Advanced technologies at the heart of innovation

By putting technological innovation at the service of its research teams, L’Oréal provides them with powerful means to express their creativity and take knowledge of skin and hair farther and faster.

See inside the skin thanks to "virtual biopsy"

Observing the skin through biophotonic microscopy

Observing the skin through biophotonic microscopy

For a long time, it was thought that to look inside the human body, it was necessary to cut tissue. But progress in the field of medical imagery has made it possible to develop non invasive techniques. Biphotonic microscopy is one.

Thanks to this analytical tool, the L'Oréal researchers have gathered information in real time and three-dimensional images inside the skin, on its thickness, the variety of its structures and its composition on the micronic level. A means of evaluating the effectiveness of active ingredients and formulas in the epidermis up to the upper dermis.

In collaboration with the university teams at the Polytechnical school (LOB), L'Oréal's researchers have successfully adapted it to studies on skin. They have in a sense succeeded in shedding light on the inner skin. They can now count the layers of cells, quantify and track the evolution of collagen and elastin, directly involved in age-related changes to the skin or following on the application of products.

SkinChip® sensor, a highly effective measurement tool

To measure the level of skin hydration, L'Oréal uses a very effective tool, the SkinChip® sensor: it is able to capture detailed images of the skin in less than one-tenth of a second and renders its microrelief in a high resolution image. The evaluation of the level of hydration also makes it possible to design new products that are better adapted to the aging effects on skin.

Today, L'Oréal reserves the use of SkinChip® to cosmetic applications and could extend it to dermatology.

Robots working alongside researchers

The time devoted to creativity is an essential factor in the work of the research team. By introducing the HTS method (High Throughput Screening) into its research centers, L'Oréal enables the chemists and biologists to save time and give free rein to their creativity, by freeing them from routine tasks. This method of high throughput targeting of molecules relies on automation (thanks to analytic robots) of biological and chemical tests, and on a miniaturization of the product quantities tested. It makes it possible to rapidly analyze the behavior of tens of thousands of molecules every year and to identify the most active ones.

Hair was animated in 3D

A head of hair is 120,000 to 150,000 individual hairs that may be straight, curly, frizzy or smooth, short or medium length. Their movement is so complex it had never been successfully modeled before. However, cosmetics are not the only industry to be interested in modeling hair: the market for 3D animation and video games is also looking for a more realistic representation of the movement of hair on the heads of its heroes... Anticipating how hair will behave when wet, cut, or when it has grown is a real challenge. From the year 2000, after developing the first mathematical model of a single hair, the next stage was to model a strand and finally a full head of hair, in partnership with a INRI (French research institute specialising in computational sciences) laboratory in Grenoble, specialized in the representation of complex scenes. Success was achieved in 2006, with the development of a dynamic and configurable model of a head of hair. This world premiere opened up new fields of experience for L'Oréal's teams and gave them ideas for designing instrumental evaluation.

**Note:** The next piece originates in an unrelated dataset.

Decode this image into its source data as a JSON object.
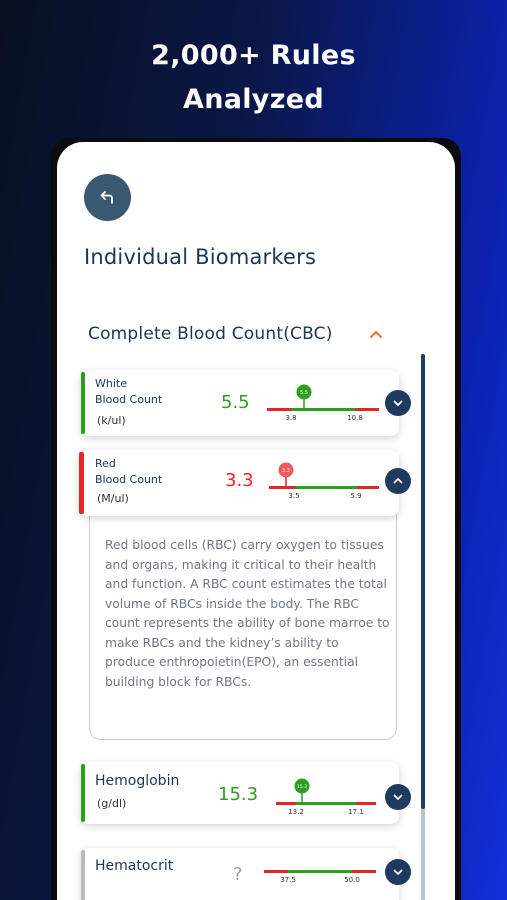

Virtually Yours
Text transcription of the video

A head of hair is made up of 150,000 individual hairs that can be straight, wavy, curly, frizzy, short or long. At the slightest movement or breeze, they each behave with a certain level of independence. Their movement is a natural phenomenon so complex, that no one has been able to create an equation or produce a comparable simulation. No one knows how to accurately predict the movement of a given head of hair or the bounce of a curl, or anticipate how hair will act when cut or wet or after it has grown. This is the challenge that L’Oréal group’s advanced research teams took on in the year 2000.

The challenge was to link both static and dynamic form and properties to the intrinsic factors of hair. Faced with the complexity of the problem, L’Oréal entrusted a young researcher in mathematical physics with the task of creating a configurable static model that would describe the mechanical behavior of a single hair, whatever its ethnicity.

But expanding this model to a full head of hair entailed other difficulties.

There was the issue of hair-to-hair interaction, as well as the issue of contact with the head and shoulders.

Our proposition was to settle for mechanically animating 100 to 200 guide hairs depending on hair type, then to use a combination of interpolation and extrapolation methods to be able to move onto a full head of hair, displaying thousands of strands.

The static simulation was a perfect representation of reality. However, a dynamic version remained volatile.

With the integration of the super helix model in the spring of 2006, a dynamic, configurable model of a full head of hair finally saw the light of day.

The gamble paid off. This new tool is the first in the world, paving the way for tremendous experiments by the research teams of L’Oréal.